Ultimately, the theme set I chose (HAPPY VALLEY, DESOLATION PEAK, HEARTBREAK HILL, DISMAL SWAMP) comprises all answer words that start with the emotion, with two of the emotion words being nouns (HEARTBREAK, DESOLATION) and two adjectives (HAPPY, DISMAL). And to lean into the squishiness, I felt it might be nice to include the trivia/backstory behind the names via the clues.
Happy solving, friends!
12 thoughts on ““Felt Canvas””
Don’t fret about the emotional nouns and adjectives! AFAIC, it never entered my mind that this could be a problem. And thank you for hunting down the origins of the locations’ names – it certainly adds flair to this theme.
On the other hand, in 15a’s clue, “relatively prosperity” should read “relative prosperity”. And even though you’re not the first to break the substitution rule for 17a’s EON, you know you really shouldn’t clue a noun with an adverbial phrase, right?

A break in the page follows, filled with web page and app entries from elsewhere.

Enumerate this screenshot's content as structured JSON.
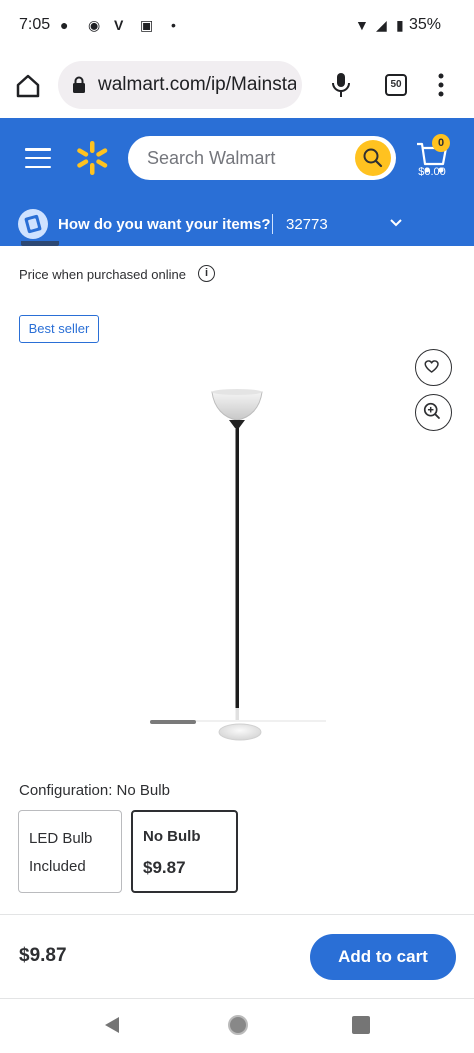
{
  "status_bar": {
    "time": "7:05",
    "battery_text": "35%"
  },
  "browser": {
    "url": "walmart.com/ip/Mainsta",
    "tab_count": "50"
  },
  "header": {
    "search_placeholder": "Search Walmart",
    "cart_count": "0",
    "cart_total": "$0.00",
    "brand_color": "#2a6fd6",
    "accent_color": "#ffc220"
  },
  "delivery": {
    "question": "How do you want your items?",
    "zip": "32773"
  },
  "product": {
    "price_note": "Price when purchased online",
    "info_symbol": "i",
    "badge": "Best seller",
    "configuration_label": "Configuration: No Bulb",
    "options": [
      {
        "name": "LED Bulb Included",
        "price": "",
        "selected": false
      },
      {
        "name": "No Bulb",
        "price": "$9.87",
        "selected": true
      }
    ]
  },
  "footer": {
    "price": "$9.87",
    "add_to_cart": "Add to cart"
  },
  "icons": {
    "home": "home-icon",
    "lock": "lock-icon",
    "mic": "mic-icon",
    "tabs": "tabs-icon",
    "menu": "kebab-menu-icon",
    "hamburger": "hamburger-icon",
    "spark": "walmart-spark-icon",
    "search": "search-icon",
    "cart": "cart-icon",
    "favorite": "heart-icon",
    "zoom": "zoom-in-icon",
    "info": "info-icon",
    "chevron": "chevron-down-icon"
  }
}
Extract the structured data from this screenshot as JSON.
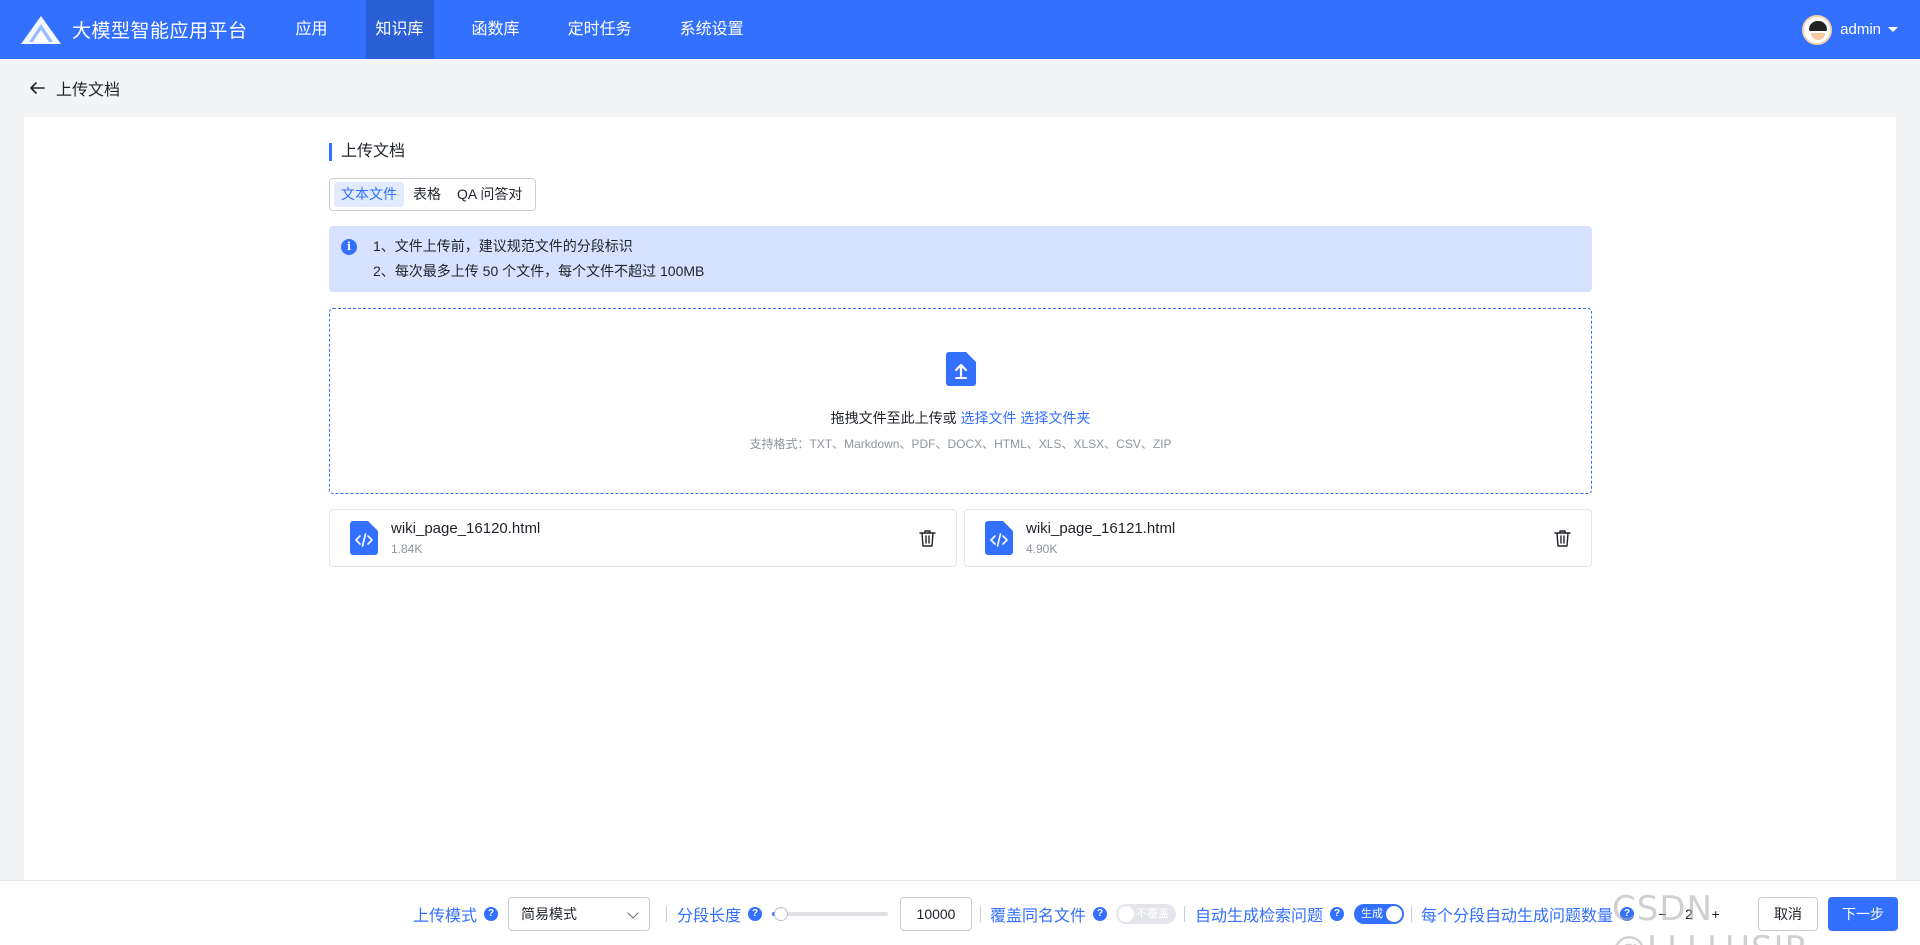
{
  "header": {
    "brand": "大模型智能应用平台",
    "nav": [
      {
        "label": "应用",
        "active": false
      },
      {
        "label": "知识库",
        "active": true
      },
      {
        "label": "函数库",
        "active": false
      },
      {
        "label": "定时任务",
        "active": false
      },
      {
        "label": "系统设置",
        "active": false
      }
    ],
    "user": "admin",
    "accent": "#3370ff"
  },
  "breadcrumb": {
    "back_label": "上传文档"
  },
  "main": {
    "section_title": "上传文档",
    "tabs": [
      {
        "label": "文本文件",
        "active": true
      },
      {
        "label": "表格",
        "active": false
      },
      {
        "label": "QA 问答对",
        "active": false
      }
    ],
    "notice": {
      "line1": "1、文件上传前，建议规范文件的分段标识",
      "line2": "2、每次最多上传 50 个文件，每个文件不超过 100MB"
    },
    "dropzone": {
      "text": "拖拽文件至此上传或",
      "select_file": "选择文件",
      "select_folder": "选择文件夹",
      "hint": "支持格式：TXT、Markdown、PDF、DOCX、HTML、XLS、XLSX、CSV、ZIP"
    },
    "files": [
      {
        "name": "wiki_page_16120.html",
        "size": "1.84K",
        "icon": "html-file-icon"
      },
      {
        "name": "wiki_page_16121.html",
        "size": "4.90K",
        "icon": "html-file-icon"
      }
    ]
  },
  "bottom": {
    "upload_mode_label": "上传模式",
    "upload_mode_value": "简易模式",
    "segment_length_label": "分段长度",
    "segment_length_value": "10000",
    "segment_slider_fraction": 0.08,
    "overwrite_label": "覆盖同名文件",
    "overwrite_switch_text": "不覆盖",
    "overwrite_on": false,
    "auto_question_label": "自动生成检索问题",
    "auto_question_switch_text": "生成",
    "auto_question_on": true,
    "per_segment_label": "每个分段自动生成问题数量",
    "stepper_minus": "−",
    "stepper_value": "2",
    "stepper_plus": "+",
    "cancel": "取消",
    "next": "下一步"
  },
  "watermark": "CSDN @LLLLUSIR"
}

Some solver’s brains (including my own!) really hitch on switching between noun and adjective forms in this way… but I’m glad to hear that went down smoothly for you!

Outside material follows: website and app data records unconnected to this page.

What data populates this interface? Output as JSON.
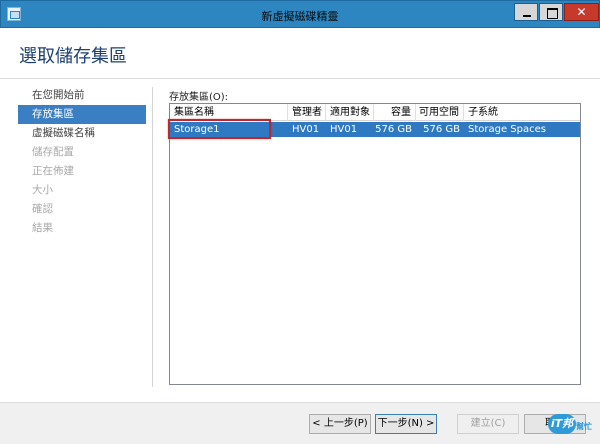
{
  "window": {
    "title": "新虛擬磁碟精靈",
    "close_glyph": "✕"
  },
  "header": {
    "title": "選取儲存集區"
  },
  "nav": {
    "items": [
      {
        "label": "在您開始前",
        "state": "normal"
      },
      {
        "label": "存放集區",
        "state": "active"
      },
      {
        "label": "虛擬磁碟名稱",
        "state": "normal"
      },
      {
        "label": "儲存配置",
        "state": "disabled"
      },
      {
        "label": "正在佈建",
        "state": "disabled"
      },
      {
        "label": "大小",
        "state": "disabled"
      },
      {
        "label": "確認",
        "state": "disabled"
      },
      {
        "label": "結果",
        "state": "disabled"
      }
    ]
  },
  "pools": {
    "label": "存放集區(O):",
    "columns": [
      "集區名稱",
      "管理者",
      "適用對象",
      "容量",
      "可用空間",
      "子系統"
    ],
    "rows": [
      [
        "Storage1",
        "HV01",
        "HV01",
        "576 GB",
        "576 GB",
        "Storage Spaces"
      ]
    ]
  },
  "footer": {
    "prev_label": "< 上一步(P)",
    "next_label": "下一步(N) >",
    "create_label": "建立(C)",
    "cancel_label": "取消"
  },
  "watermark": {
    "logo": "iT邦",
    "text": "幫忙"
  },
  "colors": {
    "titlebar": "#2e86c1",
    "accent": "#3a7fc4",
    "highlight_border": "#c0272d"
  }
}
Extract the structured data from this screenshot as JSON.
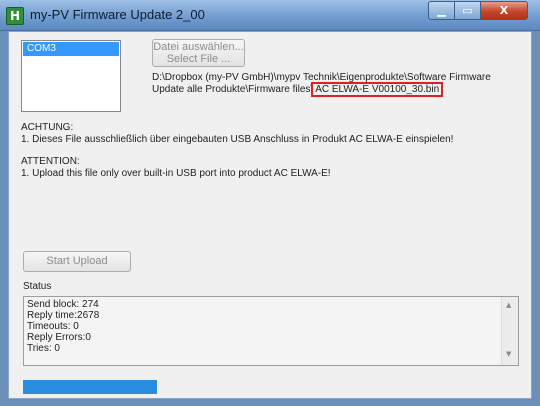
{
  "window": {
    "title": "my-PV Firmware Update 2_00",
    "app_icon_glyph": "H",
    "minimize_glyph": "▁",
    "maximize_glyph": "▭",
    "close_glyph": "X"
  },
  "ports": {
    "items": [
      "COM3"
    ],
    "selected": "COM3"
  },
  "select_button": {
    "line1": "Datei auswählen...",
    "line2": "Select File ..."
  },
  "file_path": {
    "prefix": "D:\\Dropbox (my-PV GmbH)\\mypv Technik\\Eigenprodukte\\Software Firmware Update alle Produkte\\Firmware files\\",
    "filename": "AC ELWA-E V00100_30.bin"
  },
  "notice_de": {
    "heading": "ACHTUNG:",
    "text": "1. Dieses File ausschließlich über eingebauten USB Anschluss in Produkt AC ELWA-E einspielen!"
  },
  "notice_en": {
    "heading": "ATTENTION:",
    "text": "1. Upload this file only over built-in USB port into product AC ELWA-E!"
  },
  "start_upload_label": "Start Upload",
  "status": {
    "label": "Status",
    "lines": [
      "Send block: 274",
      "Reply time:2678",
      "Timeouts: 0",
      "Reply Errors:0",
      "Tries: 0"
    ]
  },
  "progress": {
    "fraction": 0.27
  },
  "colors": {
    "accent_selection": "#3399ff",
    "highlight_border": "#e02020",
    "progress_fill": "#2a8de0"
  }
}
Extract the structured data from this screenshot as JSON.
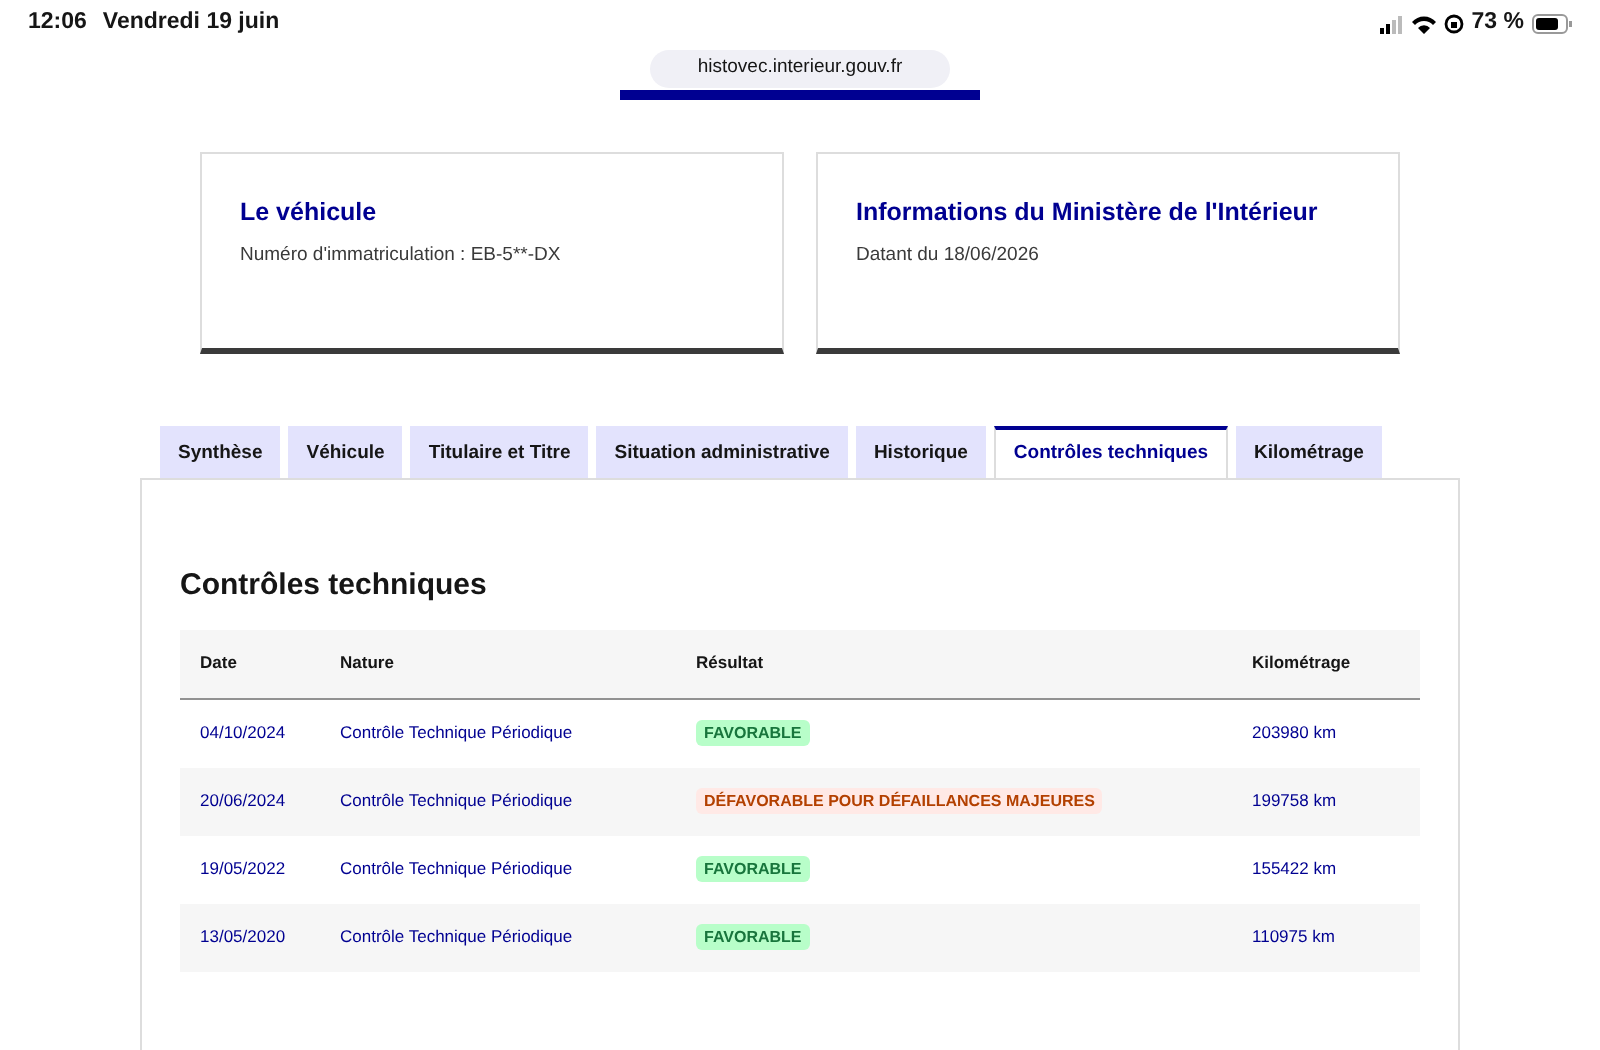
{
  "status_bar": {
    "time": "12:06",
    "date": "Vendredi 19 juin",
    "battery_text": "73 %"
  },
  "address_bar": {
    "url": "histovec.interieur.gouv.fr"
  },
  "cards": [
    {
      "title": "Le véhicule",
      "text": "Numéro d'immatriculation : EB-5**-DX"
    },
    {
      "title": "Informations du Ministère de l'Intérieur",
      "text": "Datant du 18/06/2026"
    }
  ],
  "tabs": [
    {
      "label": "Synthèse",
      "selected": false
    },
    {
      "label": "Véhicule",
      "selected": false
    },
    {
      "label": "Titulaire et Titre",
      "selected": false
    },
    {
      "label": "Situation administrative",
      "selected": false
    },
    {
      "label": "Historique",
      "selected": false
    },
    {
      "label": "Contrôles techniques",
      "selected": true
    },
    {
      "label": "Kilométrage",
      "selected": false
    }
  ],
  "section_title": "Contrôles techniques",
  "table": {
    "columns": [
      "Date",
      "Nature",
      "Résultat",
      "Kilométrage"
    ],
    "rows": [
      {
        "date": "04/10/2024",
        "nature": "Contrôle Technique Périodique",
        "result": "FAVORABLE",
        "kind": "success",
        "mileage": "203980 km"
      },
      {
        "date": "20/06/2024",
        "nature": "Contrôle Technique Périodique",
        "result": "DÉFAVORABLE POUR DÉFAILLANCES MAJEURES",
        "kind": "error",
        "mileage": "199758 km"
      },
      {
        "date": "19/05/2022",
        "nature": "Contrôle Technique Périodique",
        "result": "FAVORABLE",
        "kind": "success",
        "mileage": "155422 km"
      },
      {
        "date": "13/05/2020",
        "nature": "Contrôle Technique Périodique",
        "result": "FAVORABLE",
        "kind": "success",
        "mileage": "110975 km"
      }
    ]
  }
}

And thanks for catching that typo. Though “For-freakin’-ever” is just an informal way of saying “forever,” which is a noun form like its answer in EON. Forever and day! (EON has been clued as “forever” or “seemingly forever” or “for-ev-er” in various publications in recent years!)
Love the theme, and I really like the offset revealer in the middle. You’ve got an internal contradiction, however, using both 19A and 13A, since acknowledging 19A requires acknowledging that the trilogy you refer to in 13A is actually a pentalogy. I appreciate the sleight-of-hand in the latter clue, and hate to nitpick such a generally clever clue-set.

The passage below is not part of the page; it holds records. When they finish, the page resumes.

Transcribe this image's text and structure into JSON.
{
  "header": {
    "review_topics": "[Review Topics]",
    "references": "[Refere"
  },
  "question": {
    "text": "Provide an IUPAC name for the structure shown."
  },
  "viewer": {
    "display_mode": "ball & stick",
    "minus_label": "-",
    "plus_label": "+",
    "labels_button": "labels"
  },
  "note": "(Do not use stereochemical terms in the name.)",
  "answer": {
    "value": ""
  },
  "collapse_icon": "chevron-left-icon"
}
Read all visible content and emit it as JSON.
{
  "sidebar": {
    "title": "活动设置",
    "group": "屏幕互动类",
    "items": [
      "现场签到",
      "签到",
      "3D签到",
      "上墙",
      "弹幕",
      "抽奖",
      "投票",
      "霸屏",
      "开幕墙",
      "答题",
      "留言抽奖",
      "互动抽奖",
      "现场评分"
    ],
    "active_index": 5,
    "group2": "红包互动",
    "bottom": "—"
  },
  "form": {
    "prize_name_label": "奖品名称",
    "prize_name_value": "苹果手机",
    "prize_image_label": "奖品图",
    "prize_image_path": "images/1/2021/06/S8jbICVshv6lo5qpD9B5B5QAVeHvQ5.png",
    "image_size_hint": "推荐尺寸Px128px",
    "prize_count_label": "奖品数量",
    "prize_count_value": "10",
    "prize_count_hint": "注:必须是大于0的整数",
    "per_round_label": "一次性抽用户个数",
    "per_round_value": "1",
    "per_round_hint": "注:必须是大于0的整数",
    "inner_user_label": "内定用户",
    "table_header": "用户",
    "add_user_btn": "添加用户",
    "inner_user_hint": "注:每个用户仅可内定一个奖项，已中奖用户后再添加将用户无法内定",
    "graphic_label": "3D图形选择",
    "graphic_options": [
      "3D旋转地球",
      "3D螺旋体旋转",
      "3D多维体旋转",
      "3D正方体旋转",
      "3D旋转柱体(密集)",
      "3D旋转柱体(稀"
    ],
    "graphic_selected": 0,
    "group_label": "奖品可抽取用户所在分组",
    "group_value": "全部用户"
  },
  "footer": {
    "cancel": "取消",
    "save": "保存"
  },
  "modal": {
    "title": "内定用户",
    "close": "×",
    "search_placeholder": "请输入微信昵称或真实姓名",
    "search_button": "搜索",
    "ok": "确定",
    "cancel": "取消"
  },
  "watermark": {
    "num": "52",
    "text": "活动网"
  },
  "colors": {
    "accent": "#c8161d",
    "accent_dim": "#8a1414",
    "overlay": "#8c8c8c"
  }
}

Apologies for my previous comment!!!! My brilliant partner has just pointed out that not only is there misdirection in the start of 13A, but that the mis in question (miss-en-scene?) was in a trilogy as well as the pentalogy I referenced. Has ever a worse actress figured prominently in so many successful films (three Best Picture winners!)?
Ha!! You know the funny part is I was trying to fold in a totally different trilogy misdirect: Shire is a location in the Lord of the Rings!
And the funnier thing is that I recognized you were feinting towards LotR, but didn’t want to refer to it directly in the comment lest it serve as a spoiler for anyone — and then my GF oversight made it appear I didn’t recognize what you had in mind. Oh well, it’s not like I’m an editor or anything… (spoiler alert: I am).
Well, that was fun! The only one I knew instantly was Penn State’s setting (but not the surprising backstory) since DHubby went there for undergrad degree. I wanted a wee little heart in the 37 square but had to give it up [pout] and had SOP before SOU.
Disagree with Charles M above; parallelism is important. (I’ve never quite gotten over 8th grade and the Common Errors list; by 11th grade ths was distilled into Four Fatal Errors–where one’s grade started at 70%–an F–and went down from there. One of my classmates managed all four in one sentence. Ah, memories….)
You know, it’s funny — the parallelism issue in crossword themes seems generally satisfied (at least to mainstream editors) by “balance.” I.e., even though the pattern isn’t 100% consistent, you’ve got 2 noun + feature (DESOLATION PEAK and HEARTBREAK HILL) balanced by 2 adjective + feature (HAPPY VALLEY and DISMAL SWAMP), which pairs of answers are opposite each other in the grid!
Thanks Ross as always for the Sunday fun, and thanks to all the other commenters (I loved the discussion about Talia’s oeuvre). You (OK, we) are all 10D. .
Ain’t no way I’d (we’d) rather be! 😀
Great puzzle but kicking myself for not remembering Kerouac’s aerie since I read it as a kid and it got me into Forestry. There’s a lot I don’t know about LotR (well, a lot of things really) so needed the comments here to *get* TALIA. Well done.
Thanks, John. I was familiar with the aerie, but was personally surprised to learn it informed not one but *three* Kerouac books! Talk about an inspiring vista.